Recently, one of my students arrived at the airport with a new 150 ml tube of paint in her carry-on bag. “Everyone knows you can’t do that,” we think. You’d be surprised at the mistakes you can make if you’re rushed or tired. Mercifully, it was just titanium white instead of a more expensive pigment.
Bearing that in mind, I carefully tucked my paints into my checked luggage. My tools and easel I kept in my carry-on. They are the priciest part of my kit and would be the hardest to replace on the road.
Joelle is a pastel painter. Her entire kit and clothing fit into a carry-on bag. That’s partly because she’s very efficient. Her clothes were vacuum-packed. Bobbi and I have the excuse of being oil painters to explain our extra luggage. We’d also been advised to bring toilet paper and paper towels with us, so our bags were fluffier than normal.
You really packed a half-empty bottle of plonk, Carol?
The first intimation that I might have done a bad job packing came last night when I realized I’d tucked my umbrella into my kit. It’s cumbersome and I never bring it on the road if I can help it. There was no going back, so it is heading to the Bahamas with me. This morning I noticed an odd shape sticking out of my suitcase. Investigating, I found a half-finished bottle of wine. It has been in my luggage since I returned from Canada in October.
Bobbi’s suitcase was far more orderly than mine.
Even we couldn’t face stale red wine before 6 AM. So I rinsed my hair with it.
But my real painting advice for the day is to make sure you put your palette knives, scraper and Leatherman tool in your checked luggage, not your carry-on. The alternative—replacing them or paying for another checked bag—are both expensive, as I now know.

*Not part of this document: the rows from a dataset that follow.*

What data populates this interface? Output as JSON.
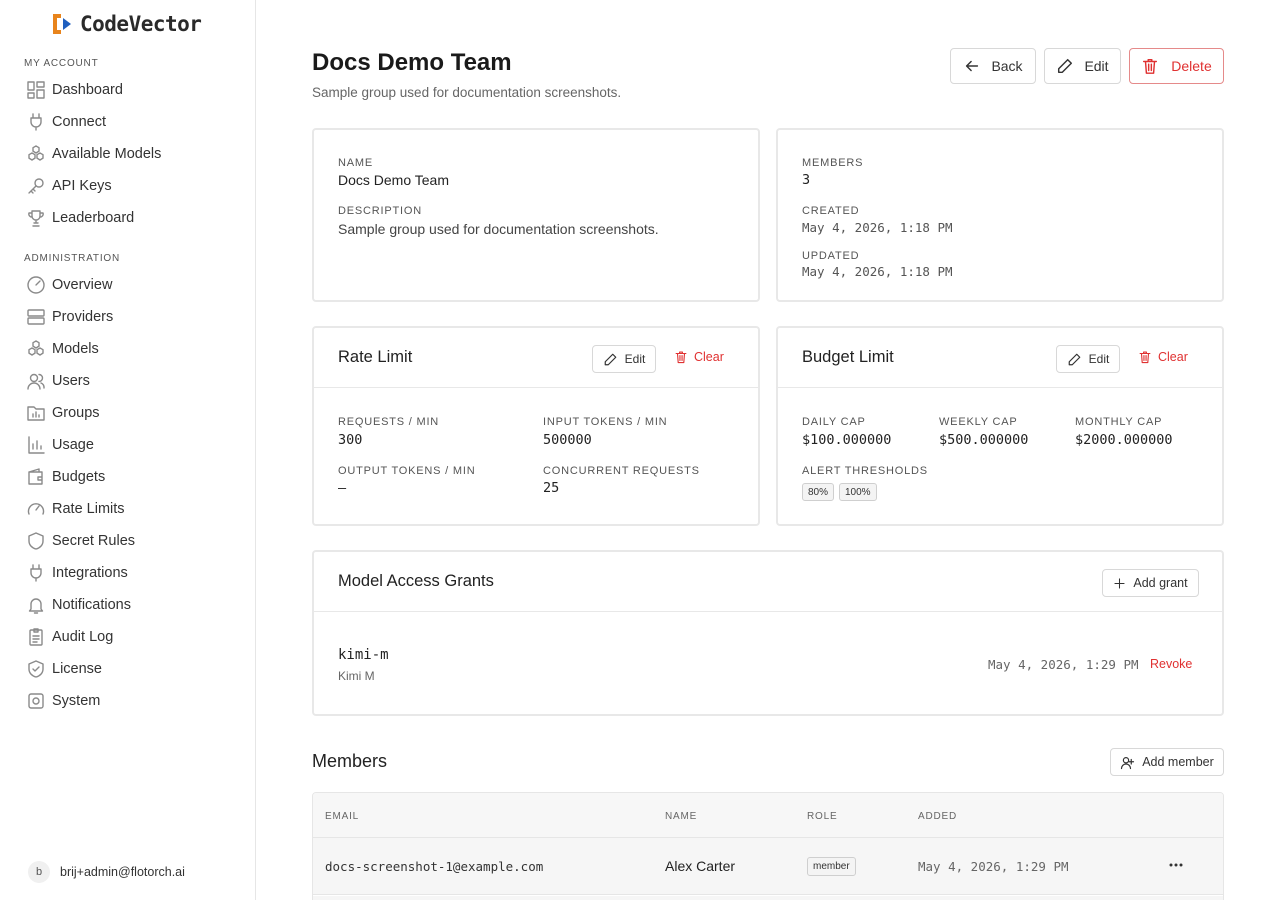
{
  "brand": {
    "name": "CodeVector",
    "colors": {
      "orange": "#e8841c",
      "blue": "#1f5fbf"
    }
  },
  "sidebar": {
    "sections": [
      {
        "title": "MY ACCOUNT",
        "items": [
          {
            "label": "Dashboard",
            "icon": "dashboard-icon"
          },
          {
            "label": "Connect",
            "icon": "plug-icon"
          },
          {
            "label": "Available Models",
            "icon": "cubes-icon"
          },
          {
            "label": "API Keys",
            "icon": "key-icon"
          },
          {
            "label": "Leaderboard",
            "icon": "trophy-icon"
          }
        ]
      },
      {
        "title": "ADMINISTRATION",
        "items": [
          {
            "label": "Overview",
            "icon": "gauge-icon"
          },
          {
            "label": "Providers",
            "icon": "server-icon"
          },
          {
            "label": "Models",
            "icon": "cubes-icon"
          },
          {
            "label": "Users",
            "icon": "users-icon"
          },
          {
            "label": "Groups",
            "icon": "folder-icon"
          },
          {
            "label": "Usage",
            "icon": "bar-chart-icon"
          },
          {
            "label": "Budgets",
            "icon": "wallet-icon"
          },
          {
            "label": "Rate Limits",
            "icon": "speedometer-icon"
          },
          {
            "label": "Secret Rules",
            "icon": "shield-icon"
          },
          {
            "label": "Integrations",
            "icon": "plug-icon"
          },
          {
            "label": "Notifications",
            "icon": "bell-icon"
          },
          {
            "label": "Audit Log",
            "icon": "clipboard-icon"
          },
          {
            "label": "License",
            "icon": "shield-check-icon"
          },
          {
            "label": "System",
            "icon": "settings-icon"
          }
        ]
      }
    ],
    "user": {
      "avatar_letter": "b",
      "email": "brij+admin@flotorch.ai"
    }
  },
  "header": {
    "title": "Docs Demo Team",
    "subtitle": "Sample group used for documentation screenshots.",
    "back_label": "Back",
    "edit_label": "Edit",
    "delete_label": "Delete"
  },
  "details": {
    "name_label": "NAME",
    "name": "Docs Demo Team",
    "description_label": "DESCRIPTION",
    "description": "Sample group used for documentation screenshots.",
    "members_label": "MEMBERS",
    "members": "3",
    "created_label": "CREATED",
    "created": "May 4, 2026, 1:18 PM",
    "updated_label": "UPDATED",
    "updated": "May 4, 2026, 1:18 PM"
  },
  "rate_limit": {
    "title": "Rate Limit",
    "edit_label": "Edit",
    "clear_label": "Clear",
    "requests_label": "REQUESTS / MIN",
    "requests": "300",
    "input_tokens_label": "INPUT TOKENS / MIN",
    "input_tokens": "500000",
    "output_tokens_label": "OUTPUT TOKENS / MIN",
    "output_tokens": "—",
    "concurrent_label": "CONCURRENT REQUESTS",
    "concurrent": "25"
  },
  "budget_limit": {
    "title": "Budget Limit",
    "edit_label": "Edit",
    "clear_label": "Clear",
    "daily_label": "DAILY CAP",
    "daily": "$100.000000",
    "weekly_label": "WEEKLY CAP",
    "weekly": "$500.000000",
    "monthly_label": "MONTHLY CAP",
    "monthly": "$2000.000000",
    "alerts_label": "ALERT THRESHOLDS",
    "alerts": [
      "80%",
      "100%"
    ]
  },
  "grants": {
    "title": "Model Access Grants",
    "add_label": "Add grant",
    "items": [
      {
        "model_id": "kimi-m",
        "model_name": "Kimi M",
        "date": "May 4, 2026, 1:29 PM",
        "revoke_label": "Revoke"
      }
    ]
  },
  "members": {
    "title": "Members",
    "add_label": "Add member",
    "columns": [
      "EMAIL",
      "NAME",
      "ROLE",
      "ADDED"
    ],
    "rows": [
      {
        "email": "docs-screenshot-1@example.com",
        "name": "Alex Carter",
        "role": "member",
        "added": "May 4, 2026, 1:29 PM"
      }
    ]
  }
}
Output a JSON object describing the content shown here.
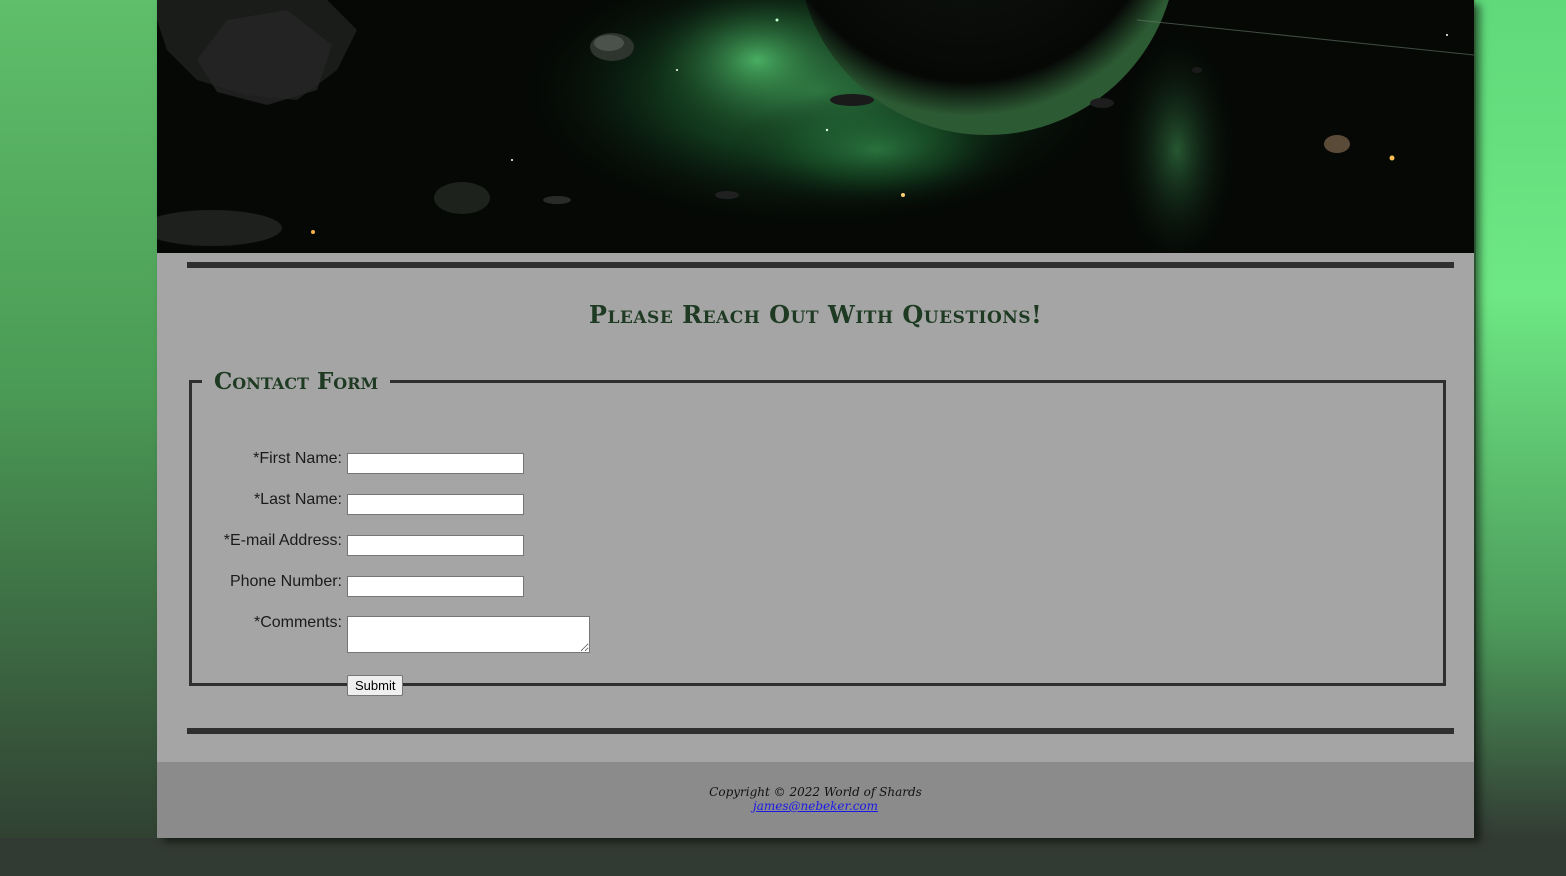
{
  "header": {
    "banner_image": "space-nebula-planet-asteroids"
  },
  "main": {
    "heading": "Please Reach Out With Questions!",
    "form": {
      "legend": "Contact Form",
      "fields": {
        "first_name": {
          "label": "*First Name:",
          "value": ""
        },
        "last_name": {
          "label": "*Last Name:",
          "value": ""
        },
        "email": {
          "label": "*E-mail Address:",
          "value": ""
        },
        "phone": {
          "label": "Phone Number:",
          "value": ""
        },
        "comments": {
          "label": "*Comments:",
          "value": ""
        }
      },
      "submit_label": "Submit"
    }
  },
  "footer": {
    "copyright": "Copyright © 2022 World of Shards",
    "email_link": "james@nebeker.com"
  },
  "colors": {
    "background_green": "#5fbf6a",
    "page_gray": "#a5a5a5",
    "footer_gray": "#8b8b8b",
    "heading_green": "#1e3a22",
    "rule_dark": "#2f2f2f"
  }
}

Looking for packing advice? You should probably ask Bobbi or Joelle.